**Recorded information:**

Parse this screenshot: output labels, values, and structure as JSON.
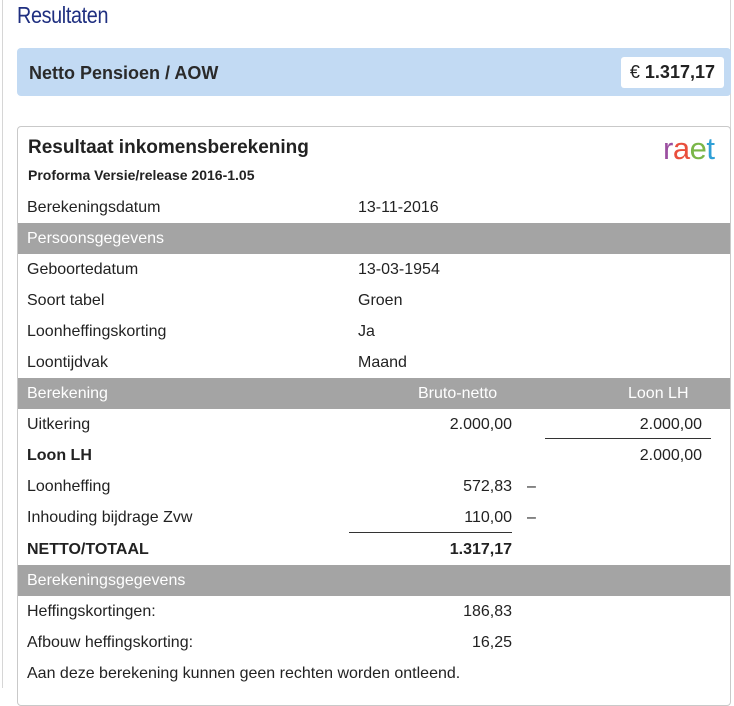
{
  "page": {
    "title": "Resultaten"
  },
  "netto": {
    "label": "Netto Pensioen / AOW",
    "currency": "€",
    "amount": "1.317,17"
  },
  "result": {
    "title": "Resultaat inkomensberekening",
    "subtitle": "Proforma Versie/release 2016-1.05",
    "logo": "raet",
    "logo_letters": [
      "r",
      "a",
      "e",
      "t"
    ],
    "calc_date_label": "Berekeningsdatum",
    "calc_date_value": "13-11-2016",
    "persons_header": "Persoonsgegevens",
    "persons": [
      {
        "label": "Geboortedatum",
        "value": "13-03-1954"
      },
      {
        "label": "Soort tabel",
        "value": "Groen"
      },
      {
        "label": "Loonheffingskorting",
        "value": "Ja"
      },
      {
        "label": "Loontijdvak",
        "value": "Maand"
      }
    ],
    "calc_header": {
      "label": "Berekening",
      "col1": "Bruto-netto",
      "col2": "Loon LH"
    },
    "calc_rows": [
      {
        "label": "Uitkering",
        "bruto": "2.000,00",
        "loon": "2.000,00",
        "sign": ""
      },
      {
        "label": "Loon LH",
        "bruto": "",
        "loon": "2.000,00",
        "sign": ""
      },
      {
        "label": "Loonheffing",
        "bruto": "572,83",
        "loon": "",
        "sign": "–"
      },
      {
        "label": "Inhouding bijdrage Zvw",
        "bruto": "110,00",
        "loon": "",
        "sign": "–"
      },
      {
        "label": "NETTO/TOTAAL",
        "bruto": "1.317,17",
        "loon": "",
        "sign": ""
      }
    ],
    "details_header": "Berekeningsgegevens",
    "details": [
      {
        "label": "Heffingskortingen:",
        "value": "186,83"
      },
      {
        "label": "Afbouw heffingskorting:",
        "value": "16,25"
      }
    ],
    "disclaimer": "Aan deze berekening kunnen geen rechten worden ontleend."
  }
}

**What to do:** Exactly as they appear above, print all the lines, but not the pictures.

**Answer box:**
Parse this screenshot: output labels, values, and structure as JSON.
{
  "page": {
    "title": "Resultaten"
  },
  "netto": {
    "label": "Netto Pensioen / AOW",
    "currency": "€",
    "amount": "1.317,17"
  },
  "result": {
    "title": "Resultaat inkomensberekening",
    "subtitle": "Proforma Versie/release 2016-1.05",
    "logo": "raet",
    "logo_letters": [
      "r",
      "a",
      "e",
      "t"
    ],
    "calc_date_label": "Berekeningsdatum",
    "calc_date_value": "13-11-2016",
    "persons_header": "Persoonsgegevens",
    "persons": [
      {
        "label": "Geboortedatum",
        "value": "13-03-1954"
      },
      {
        "label": "Soort tabel",
        "value": "Groen"
      },
      {
        "label": "Loonheffingskorting",
        "value": "Ja"
      },
      {
        "label": "Loontijdvak",
        "value": "Maand"
      }
    ],
    "calc_header": {
      "label": "Berekening",
      "col1": "Bruto-netto",
      "col2": "Loon LH"
    },
    "calc_rows": [
      {
        "label": "Uitkering",
        "bruto": "2.000,00",
        "loon": "2.000,00",
        "sign": ""
      },
      {
        "label": "Loon LH",
        "bruto": "",
        "loon": "2.000,00",
        "sign": ""
      },
      {
        "label": "Loonheffing",
        "bruto": "572,83",
        "loon": "",
        "sign": "–"
      },
      {
        "label": "Inhouding bijdrage Zvw",
        "bruto": "110,00",
        "loon": "",
        "sign": "–"
      },
      {
        "label": "NETTO/TOTAAL",
        "bruto": "1.317,17",
        "loon": "",
        "sign": ""
      }
    ],
    "details_header": "Berekeningsgegevens",
    "details": [
      {
        "label": "Heffingskortingen:",
        "value": "186,83"
      },
      {
        "label": "Afbouw heffingskorting:",
        "value": "16,25"
      }
    ],
    "disclaimer": "Aan deze berekening kunnen geen rechten worden ontleend."
  }
}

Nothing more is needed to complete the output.